The study looked specifically at how different ratios of Δ9-tetrahydrocannabinol (THC) and β-myrcene (Beta myrcene) in cannabis concentrates and vaping solutions interacted with each other and when heated, and how those factors related to potentially harmful components (HPHCs). 

With an understanding that THC and terpenes have previously been shown to emit volatile degradation products when vaporized, researchers looked at what kinds of volatile organic compounds (VOCs) and HPHCs are produced specifically from vaping, and how they differ from those created by combustion. Those potentially harmful components are primarily isoprene, 2-methyl-2-butene, 3-methylcrotonaldehyde, and 3-methyl-1-butene.

What researchers found was that the various levels of these harmful compounds are dependent on not only the ratio of β-myrcene to THC, but also the force of an inhalation and the amount of heat generated when a dab nail was used. An increased ratio of β-myrcene to THC was found to produce higher levels of harmful compounds due to increased reactivity of β-myrcene relative to THC.

However, when looking at various ratios of myrcene to THC in a vape cart solution, an increase in the ratio of β-myrcene to THC was found to correlate with less formation of harmful compounds.

The study also notes that while exposure to terpenes at normal, naturally-occurring concentrations in the air does not generally cause significant lung irritation for humans. The impact of inhaling these products at concentrations orders of magnitude greater than in indoor air has not been thoroughly investigated.

“We were able to demonstrate this elevated level of isoprene and 2-methyl-2-butene was coming from the terpene,” explains Jiries Meehan-Atrash, the lead researcher on the project and a Postdoctoral Researcher University of Rochester Medical Center. “So with dabbing, when you have more terpenes, you have more degradation products because those terpenes are more fragile.” 

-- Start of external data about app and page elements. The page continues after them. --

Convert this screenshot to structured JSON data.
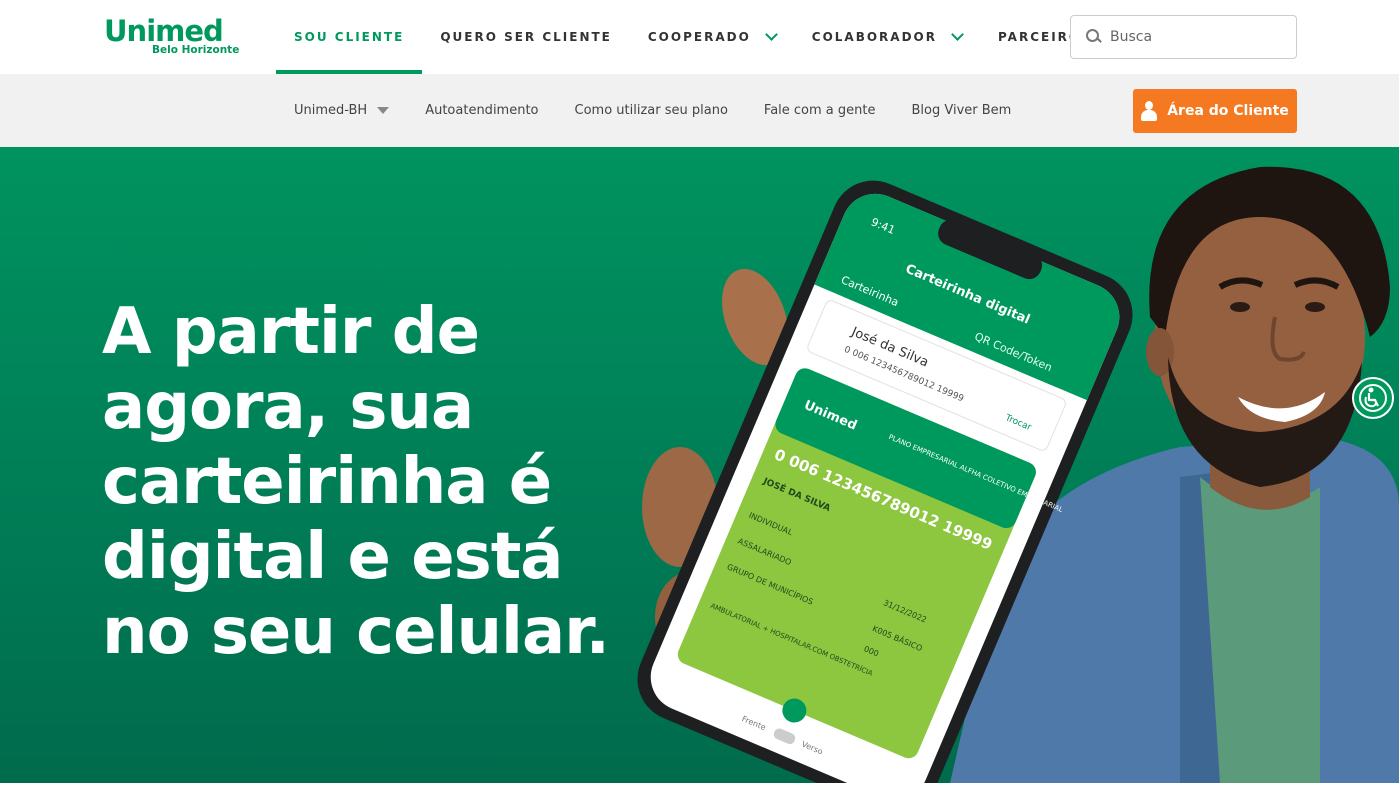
{
  "brand": {
    "name": "Unimed",
    "sub": "Belo Horizonte",
    "color": "#00995d"
  },
  "main_nav": [
    {
      "label": "SOU CLIENTE",
      "active": true,
      "dropdown": false
    },
    {
      "label": "QUERO SER CLIENTE",
      "active": false,
      "dropdown": false
    },
    {
      "label": "COOPERADO",
      "active": false,
      "dropdown": true
    },
    {
      "label": "COLABORADOR",
      "active": false,
      "dropdown": true
    },
    {
      "label": "PARCEIROS",
      "active": false,
      "dropdown": true
    }
  ],
  "search": {
    "placeholder": "Busca",
    "icon": "search-icon"
  },
  "sub_nav": [
    {
      "label": "Unimed-BH",
      "dropdown": true
    },
    {
      "label": "Autoatendimento"
    },
    {
      "label": "Como utilizar seu plano"
    },
    {
      "label": "Fale com a gente"
    },
    {
      "label": "Blog Viver Bem"
    }
  ],
  "client_area_button": {
    "label": "Área do Cliente",
    "icon": "user-icon",
    "color": "#f47920"
  },
  "hero": {
    "headline": "A partir de agora, sua carteirinha é digital e está no seu celular.",
    "background": "#00935f"
  },
  "phone_screen": {
    "time": "9:41",
    "title": "Carteirinha digital",
    "tabs": [
      "Carteirinha",
      "QR Code/Token"
    ],
    "name": "José da Silva",
    "number": "0 006 123456789012 19999",
    "swap": "Trocar",
    "card_brand": "Unimed",
    "card_plan": "PLANO EMPRESARIAL ALFHA COLETIVO EMPRESARIAL",
    "card_number": "0 006 123456789012 19999",
    "card_name": "JOSÉ DA SILVA",
    "card_fields": [
      "INDIVIDUAL",
      "ASSALARIADO",
      "GRUPO DE MUNICÍPIOS",
      "AMBULATORIAL + HOSPITALAR.COM OBSTETRÍCIA"
    ],
    "card_right": [
      "31/12/2022",
      "K005 BÁSICO",
      "000"
    ],
    "footer": [
      "Frente",
      "Verso"
    ]
  },
  "accessibility": {
    "icon": "accessibility-icon"
  }
}
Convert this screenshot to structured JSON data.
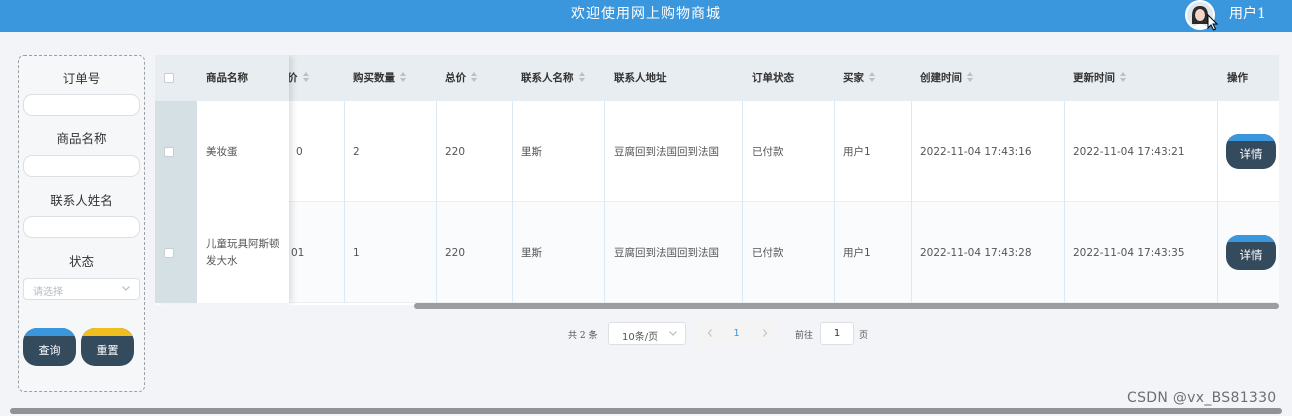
{
  "header": {
    "title": "欢迎使用网上购物商城",
    "username": "用户1"
  },
  "search": {
    "order_no_label": "订单号",
    "product_name_label": "商品名称",
    "contact_name_label": "联系人姓名",
    "status_label": "状态",
    "status_placeholder": "请选择",
    "query_button": "查询",
    "reset_button": "重置"
  },
  "table": {
    "columns": [
      "商品名称",
      "价",
      "购买数量",
      "总价",
      "联系人名称",
      "联系人地址",
      "订单状态",
      "买家",
      "创建时间",
      "更新时间",
      "操作"
    ],
    "rows": [
      {
        "product": "美妆蛋",
        "price": "0",
        "quantity": "2",
        "total": "220",
        "contact": "里斯",
        "address": "豆腐回到法国回到法国",
        "status": "已付款",
        "buyer": "用户1",
        "created": "2022-11-04 17:43:16",
        "updated": "2022-11-04 17:43:21",
        "action": "详情"
      },
      {
        "product_line1": "儿童玩具阿斯顿",
        "product_line2": "发大水",
        "price": "01",
        "quantity": "1",
        "total": "220",
        "contact": "里斯",
        "address": "豆腐回到法国回到法国",
        "status": "已付款",
        "buyer": "用户1",
        "created": "2022-11-04 17:43:28",
        "updated": "2022-11-04 17:43:35",
        "action": "详情"
      }
    ]
  },
  "pagination": {
    "total_text": "共 2 条",
    "page_size": "10条/页",
    "current_page": "1",
    "goto_prefix": "前往",
    "goto_value": "1",
    "goto_suffix": "页"
  },
  "watermark": "CSDN @vx_BS81330",
  "colors": {
    "header": "#3a97de",
    "button_dark": "#344a5d",
    "accent_blue": "#3a97de",
    "accent_yellow": "#f0be1e"
  },
  "icons": [
    "avatar",
    "cursor-pointer-icon",
    "chevron-down-icon",
    "sort-icon",
    "chevron-left-icon",
    "chevron-right-icon"
  ]
}
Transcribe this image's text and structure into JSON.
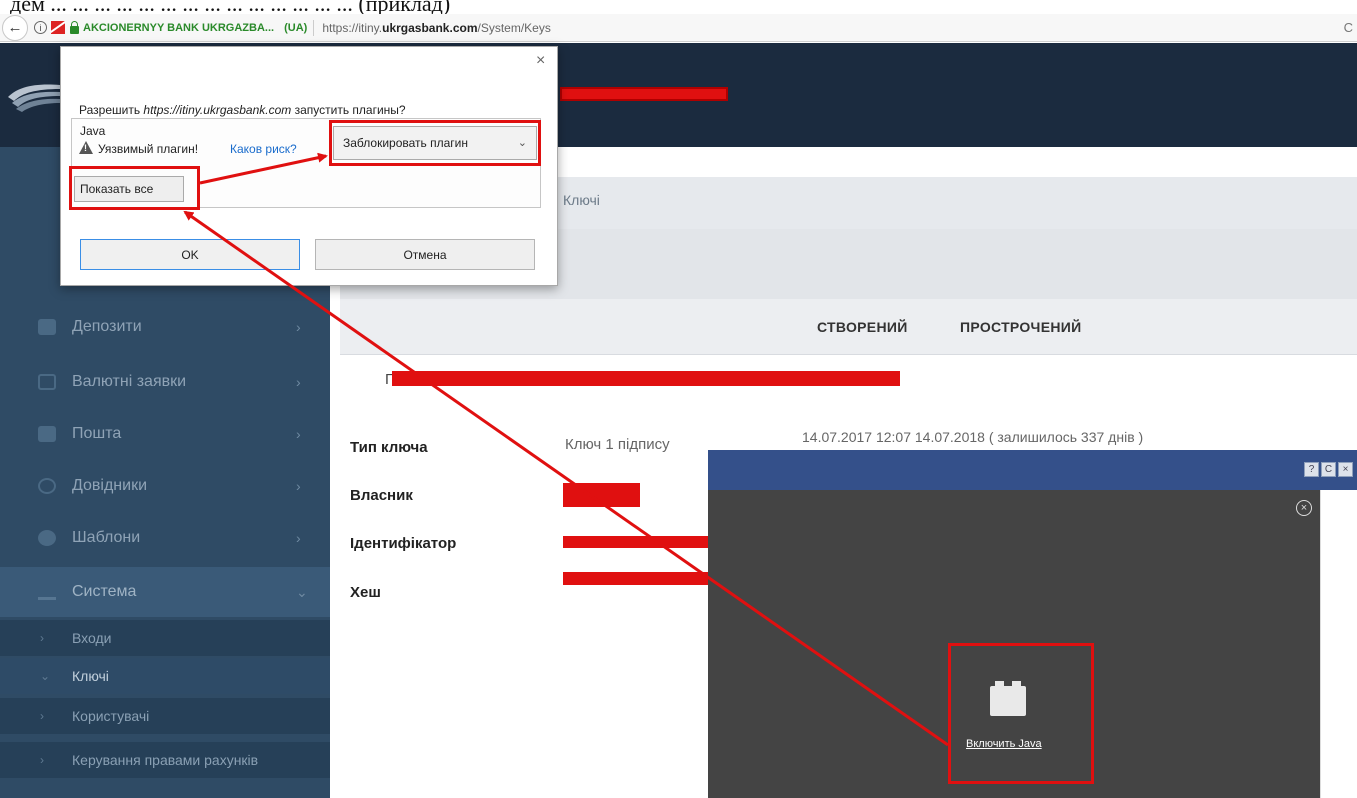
{
  "doc_fragment": "дем ... ... ... ... ... ... ... ... ... ... ... ... ... ... (приклад)",
  "browser": {
    "site_identity": "AKCIONERNYY BANK UKRGAZBA...",
    "site_country": "(UA)",
    "url_prefix": "https://itiny.",
    "url_domain": "ukrgasbank.com",
    "url_path": "/System/Keys",
    "url_end_glyph": "C"
  },
  "plugin_popup": {
    "question_prefix": "Разрешить ",
    "question_site": "https://itiny.ukrgasbank.com",
    "question_suffix": " запустить плагины?",
    "close_glyph": "×",
    "plugin_name": "Java",
    "warning_text": "Уязвимый плагин!",
    "risk_link": "Каков риск?",
    "select_value": "Заблокировать плагин",
    "show_all": "Показать все",
    "ok": "OK",
    "cancel": "Отмена"
  },
  "sidebar": {
    "items": [
      {
        "label": "Депозити",
        "icon": "deposit-icon"
      },
      {
        "label": "Валютні заявки",
        "icon": "currency-request-icon"
      },
      {
        "label": "Пошта",
        "icon": "mail-icon"
      },
      {
        "label": "Довідники",
        "icon": "info-icon"
      },
      {
        "label": "Шаблони",
        "icon": "templates-icon"
      },
      {
        "label": "Система",
        "icon": "system-icon"
      }
    ],
    "sub_items": [
      {
        "label": "Входи"
      },
      {
        "label": "Ключі"
      },
      {
        "label": "Користувачі"
      },
      {
        "label": "Керування правами рахунків"
      }
    ]
  },
  "main": {
    "breadcrumb": "Ключі",
    "tabs": [
      "СТВОРЕНИЙ",
      "ПРОСТРОЧЕНИЙ"
    ],
    "row_prefix": "Г",
    "fields": [
      {
        "label": "Тип ключа",
        "value": "Ключ 1 підпису"
      },
      {
        "label": "Власник",
        "value": ""
      },
      {
        "label": "Ідентифікатор",
        "value": ""
      },
      {
        "label": "Хеш",
        "value": ""
      }
    ],
    "dates": "14.07.2017 12:07  14.07.2018 ( залишилось 337 днів )"
  },
  "java_panel": {
    "enable_java": "Включить Java",
    "title_buttons": [
      "?",
      "C",
      "×"
    ]
  },
  "colors": {
    "header_bg": "#1b2b3f",
    "sidebar_bg": "#2f4b65",
    "annotation_red": "#e01010",
    "java_titlebar": "#34508a"
  }
}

Although Meehan-Atrash is currently with the University of Rochester, his work on this research paper was done with Portland State University.

“With vaping, different things are happening. You’re vaping liquids in the cartridge. As power is applied to the coil it increases in temperature until you get to the boiling point where it makes an aerosol. So if you have a mixture with a higher boiling point, you’re going to be vaping at a higher temperature. As you have more terpenes, the boiling point will be lower….So that mixture is going to have a lower boiling point, and therefore less degradation products.”

Meehan-Atrash cautions that there is still a need for more research looking into the health impacts of these types of vaping products, and hopes his research can help guide more in-depth studies on the subject in the future.

The full study can be read here: